# [PROBLEM TO SOLVE]
All of the data below is to be output without alteration.

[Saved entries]

--

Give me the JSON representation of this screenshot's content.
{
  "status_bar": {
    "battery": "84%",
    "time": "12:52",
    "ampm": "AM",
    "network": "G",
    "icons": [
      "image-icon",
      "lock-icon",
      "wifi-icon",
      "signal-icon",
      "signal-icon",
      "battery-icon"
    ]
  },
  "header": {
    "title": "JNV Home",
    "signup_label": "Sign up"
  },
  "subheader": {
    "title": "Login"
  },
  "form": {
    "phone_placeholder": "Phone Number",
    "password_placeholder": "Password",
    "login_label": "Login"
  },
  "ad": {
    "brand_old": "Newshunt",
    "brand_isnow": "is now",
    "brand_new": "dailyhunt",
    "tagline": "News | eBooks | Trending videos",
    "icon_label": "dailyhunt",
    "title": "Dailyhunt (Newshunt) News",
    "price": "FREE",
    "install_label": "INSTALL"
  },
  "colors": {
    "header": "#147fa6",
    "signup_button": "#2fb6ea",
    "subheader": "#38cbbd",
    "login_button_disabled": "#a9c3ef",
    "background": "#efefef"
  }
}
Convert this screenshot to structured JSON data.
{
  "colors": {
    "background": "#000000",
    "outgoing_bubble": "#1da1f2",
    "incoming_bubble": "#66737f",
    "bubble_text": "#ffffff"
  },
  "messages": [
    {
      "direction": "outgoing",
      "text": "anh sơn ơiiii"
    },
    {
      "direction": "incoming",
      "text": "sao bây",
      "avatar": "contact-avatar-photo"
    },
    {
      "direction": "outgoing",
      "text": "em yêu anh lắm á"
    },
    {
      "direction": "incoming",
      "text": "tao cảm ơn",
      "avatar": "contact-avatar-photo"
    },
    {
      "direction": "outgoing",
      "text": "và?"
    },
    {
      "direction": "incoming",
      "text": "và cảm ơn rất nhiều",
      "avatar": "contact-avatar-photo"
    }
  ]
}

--

# [WRITTEN ANSWER]
Give me the JSON representation of this screenshot's content.
{
  "status_bar": {
    "battery": "84%",
    "time": "12:52",
    "ampm": "AM",
    "network": "G",
    "icons": [
      "image-icon",
      "lock-icon",
      "wifi-icon",
      "signal-icon",
      "signal-icon",
      "battery-icon"
    ]
  },
  "header": {
    "title": "JNV Home",
    "signup_label": "Sign up"
  },
  "subheader": {
    "title": "Login"
  },
  "form": {
    "phone_placeholder": "Phone Number",
    "password_placeholder": "Password",
    "login_label": "Login"
  },
  "ad": {
    "brand_old": "Newshunt",
    "brand_isnow": "is now",
    "brand_new": "dailyhunt",
    "tagline": "News | eBooks | Trending videos",
    "icon_label": "dailyhunt",
    "title": "Dailyhunt (Newshunt) News",
    "price": "FREE",
    "install_label": "INSTALL"
  },
  "colors": {
    "header": "#147fa6",
    "signup_button": "#2fb6ea",
    "subheader": "#38cbbd",
    "login_button_disabled": "#a9c3ef",
    "background": "#efefef"
  }
}
Convert this screenshot to structured JSON data.
{
  "colors": {
    "background": "#000000",
    "outgoing_bubble": "#1da1f2",
    "incoming_bubble": "#66737f",
    "bubble_text": "#ffffff"
  },
  "messages": [
    {
      "direction": "outgoing",
      "text": "anh sơn ơiiii"
    },
    {
      "direction": "incoming",
      "text": "sao bây",
      "avatar": "contact-avatar-photo"
    },
    {
      "direction": "outgoing",
      "text": "em yêu anh lắm á"
    },
    {
      "direction": "incoming",
      "text": "tao cảm ơn",
      "avatar": "contact-avatar-photo"
    },
    {
      "direction": "outgoing",
      "text": "và?"
    },
    {
      "direction": "incoming",
      "text": "và cảm ơn rất nhiều",
      "avatar": "contact-avatar-photo"
    }
  ]
}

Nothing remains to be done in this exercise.